January 29, 2016
Political campaigns have long been R&D labs for corporate public relations people.
Tactics that seemed to work on the campaign trail swiftly made their way into day-to-day PR practice.
Teddy Roosevelt invented the practice of issuing bad news on a Friday afternoon, Dick Nixon gave master classes in opposition research, Jack Kennedy turned news conferences into televised pseudo-events, Bill Clinton taught the value of rapid response, George W. Bush (under the tutelage of Karl Rove) harnessed the power of micro-targeting, and Barack Obama rode to the White House largely on the power of social media.
But as important as these developments were, they are tactics not strategies.
For strategic discoveries, PR people should pay close attention to what's happening in the GOP primary contest.
Donald Trump's once unlikely position at the top of the polls is due to a single factor -- affinity. Trump says out loud (sometimes very loud) what many voters have been quietly thinking, even when it's unpopular (or as he puts it "politically incorrect"). He loudly shares voters' cares.
As a result, his supporters really like him -- maybe not enough to let it slide if he shot someone on 5th Avenue, as he recently suggested -- but enough to stick by him through all the derision and disbelief thrown his way by professional pundits and the party establishment.
This was all knowable. In the 2012 election, exit polls showed Mitt Romney winning on policy issues, from leadership skills to values. But he lost the election because Obama trumped him 81 percent to 18 percent on the crucial issue of “cares about people like me.”
The pundits and professional politicians may have forgotten that lesson, but the voters haven't. In the early days of the primary season, back in June 2015, one poll showed three quarters of both Republicans (77%) and Democrats (75%) said it was "highly important" that a candidate "cares about people like me." Eight out of 10 (83%) Trump supporters considered it even more important.
Turns out they were right, evn though they were a lonely bunch back then -- representing only 9% of voters. Bush, Carson, and Rubio beat Trump in that same poll, with 16%, 14%, and 11% support respectively. In fact, more Republicans (40%) thought unfavorably about Trump than any other Republican candidate. Even Socialist Democrat Bernie Sanders did better; only 38% of Republicans were unfavorable towards him.
But Trump -- a bona fide member of the 1% -- channeled the fears, resentments, and anger of the least well-off 80%. And in language the guy on the next barstool might use.
As a result, the 9% who supported Trump back in June of last year have quadrupled to 36% nationally.
An important social development is behind those numbers. While we used to speak of "trust gaps" in generational terms, it is now the product of other socioeconomic factors. The better-educated, higher-income "elite" have higher levels of trust than ever before.

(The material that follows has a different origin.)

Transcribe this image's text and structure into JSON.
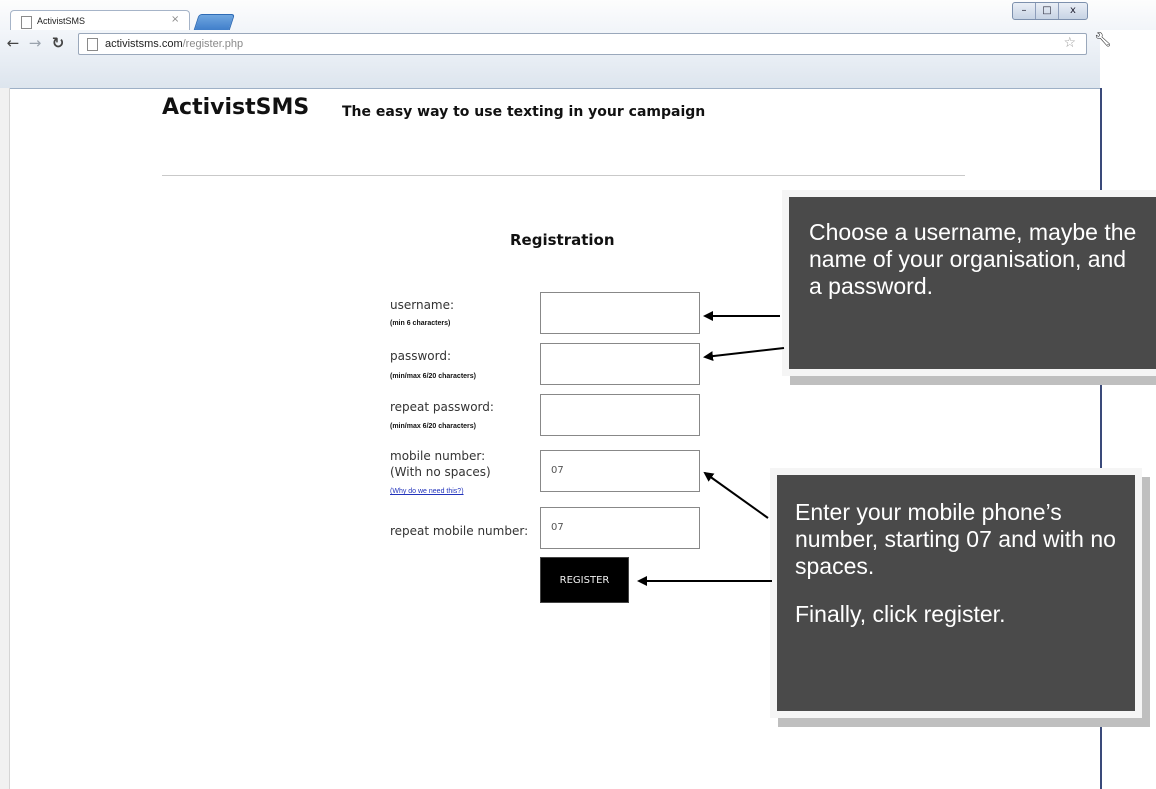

Most of the rest of us aren't inclined to trust anybody.
"In more than 60 percent of countries surveyed for the Edelman Trust Barometer, the trust levels of the mass population are below 50 percent," Richard Edelman reports. "By contrast, trust levels of the elite population are at the highest levels, with double-digit jumps in the United States, United Kingdom, Canada, Italy and Mexico."

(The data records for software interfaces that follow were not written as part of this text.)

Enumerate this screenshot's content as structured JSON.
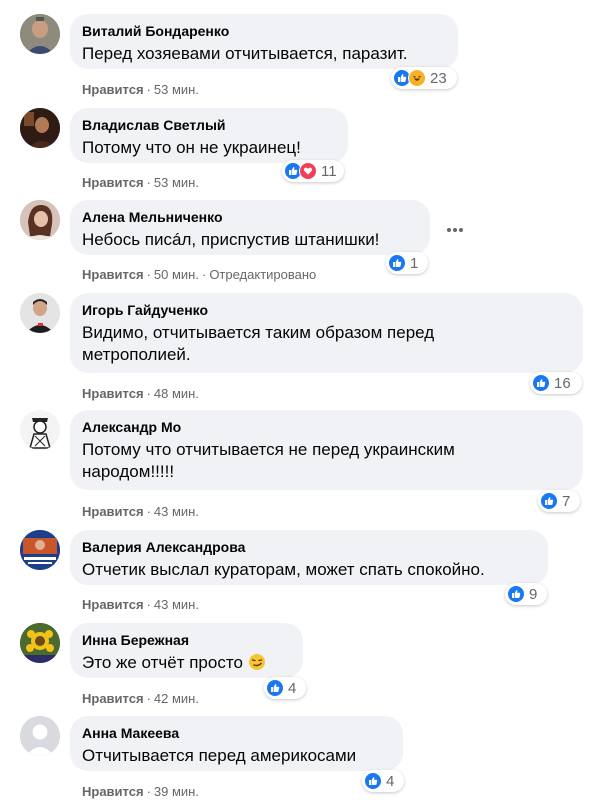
{
  "ui": {
    "like_label": "Нравится",
    "dot": "·"
  },
  "comments": [
    {
      "author": "Виталий Бондаренко",
      "text": "Перед хозяевами отчитывается, паразит.",
      "time": "53 мин.",
      "reactions": [
        "like",
        "haha"
      ],
      "count": "23"
    },
    {
      "author": "Владислав Светлый",
      "text": "Потому что он не украинец!",
      "time": "53 мин.",
      "reactions": [
        "like",
        "love"
      ],
      "count": "11"
    },
    {
      "author": "Алена Мельниченко",
      "text": "Небось писáл, приспустив штанишки!",
      "time": "50 мин.",
      "edited": "Отредактировано",
      "reactions": [
        "like"
      ],
      "count": "1"
    },
    {
      "author": "Игорь Гайдученко",
      "text": "Видимо, отчитывается таким образом перед метрополией.",
      "time": "48 мин.",
      "reactions": [
        "like"
      ],
      "count": "16"
    },
    {
      "author": "Александр Мо",
      "text": "Потому что отчитывается не перед украинским народом!!!!!",
      "time": "43 мин.",
      "reactions": [
        "like"
      ],
      "count": "7"
    },
    {
      "author": "Валерия Александрова",
      "text": "Отчетик выслал кураторам, может спать спокойно.",
      "time": "43 мин.",
      "reactions": [
        "like"
      ],
      "count": "9"
    },
    {
      "author": "Инна Бережная",
      "text": "Это же отчёт просто",
      "emoji": "smirk-emoji",
      "time": "42 мин.",
      "reactions": [
        "like"
      ],
      "count": "4"
    },
    {
      "author": "Анна Макеева",
      "text": "Отчитывается перед америкосами",
      "time": "39 мин.",
      "reactions": [
        "like"
      ],
      "count": "4"
    }
  ],
  "colors": {
    "like_blue": "#1877f2",
    "bubble_bg": "#f0f2f5",
    "meta_gray": "#65676b"
  },
  "icons": [
    "thumbs-up-icon",
    "haha-icon",
    "heart-icon",
    "more-dots-icon",
    "avatar-placeholder-icon",
    "smirk-emoji"
  ]
}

There is a huge gap between how elite and mass publics feel about all institutions, particularly businesses.
"Inequality of trust has important consequences," Edelman writes. "The most obvious is growing receptivity to politicians who prey on fear instead of offering solutions. Examples include assertions that refugees are a major security threat and that unemployment can be addressed by stopping foreign trade. Trust inequality seems to be a major pillar in the campaigns of Donald Trump in the U.S. and Marine Le Pen in France."
All of which reflects three strategic lessons:

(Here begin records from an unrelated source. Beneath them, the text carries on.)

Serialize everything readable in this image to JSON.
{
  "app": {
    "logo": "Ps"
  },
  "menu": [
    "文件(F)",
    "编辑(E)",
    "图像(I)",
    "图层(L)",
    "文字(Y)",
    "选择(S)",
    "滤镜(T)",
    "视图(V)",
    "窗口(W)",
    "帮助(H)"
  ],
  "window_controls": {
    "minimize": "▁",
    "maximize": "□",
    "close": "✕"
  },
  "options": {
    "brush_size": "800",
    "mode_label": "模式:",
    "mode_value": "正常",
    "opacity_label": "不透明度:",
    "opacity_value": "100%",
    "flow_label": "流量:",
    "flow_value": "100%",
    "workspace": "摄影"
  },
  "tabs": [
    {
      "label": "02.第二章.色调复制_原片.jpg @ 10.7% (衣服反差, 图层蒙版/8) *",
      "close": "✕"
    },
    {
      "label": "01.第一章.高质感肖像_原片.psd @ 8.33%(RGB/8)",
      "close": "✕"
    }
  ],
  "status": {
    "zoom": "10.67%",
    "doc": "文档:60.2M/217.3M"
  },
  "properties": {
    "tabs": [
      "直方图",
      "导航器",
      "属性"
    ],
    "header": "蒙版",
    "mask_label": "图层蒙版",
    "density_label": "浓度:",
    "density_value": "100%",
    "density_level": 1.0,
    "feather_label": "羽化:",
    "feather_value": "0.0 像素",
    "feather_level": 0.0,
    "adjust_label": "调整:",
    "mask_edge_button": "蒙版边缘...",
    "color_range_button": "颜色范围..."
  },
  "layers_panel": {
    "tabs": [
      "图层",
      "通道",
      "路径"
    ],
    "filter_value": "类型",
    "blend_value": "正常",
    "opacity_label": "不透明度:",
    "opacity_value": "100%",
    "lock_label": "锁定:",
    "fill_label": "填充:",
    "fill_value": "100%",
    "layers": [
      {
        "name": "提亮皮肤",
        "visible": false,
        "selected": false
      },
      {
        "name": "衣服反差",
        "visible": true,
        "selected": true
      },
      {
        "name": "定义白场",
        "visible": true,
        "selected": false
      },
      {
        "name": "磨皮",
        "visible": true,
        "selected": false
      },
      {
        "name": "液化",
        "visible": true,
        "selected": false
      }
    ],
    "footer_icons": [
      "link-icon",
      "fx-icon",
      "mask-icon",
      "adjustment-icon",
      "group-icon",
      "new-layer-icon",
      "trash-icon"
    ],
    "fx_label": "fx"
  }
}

- Affinity matters. Trump is leading because a large segment of Republican voters identify with him and his message. Even though he isn't the typical back-slapping pol, voters like him -- sometimes for the very things that make him so unlikable to others.
- Meaning matters. "Making America Great Again" isn't much of a slogan. But it perfectly captures the public mood. Combined with Trump's high affinity and assumed competency (based on what the general public knows of his claimed business success), it's enough to engender an unusually high level of trust.
- Public trust matters. What's happening in the GOP primary is also happening to a lesser extent on the Democratic side between Hillary Clinton and Bernie Sanders. But more worrisome, it's happening across the economy. The stagnation in middle class wages, along with well-publicized corporate scandals and greed, are creating a toxic environment for business.
Donald Trump's candidacy could implode any day. But until it does, public relations practitioners should learn from its example. These are lessons we can't afford to leave in the lab.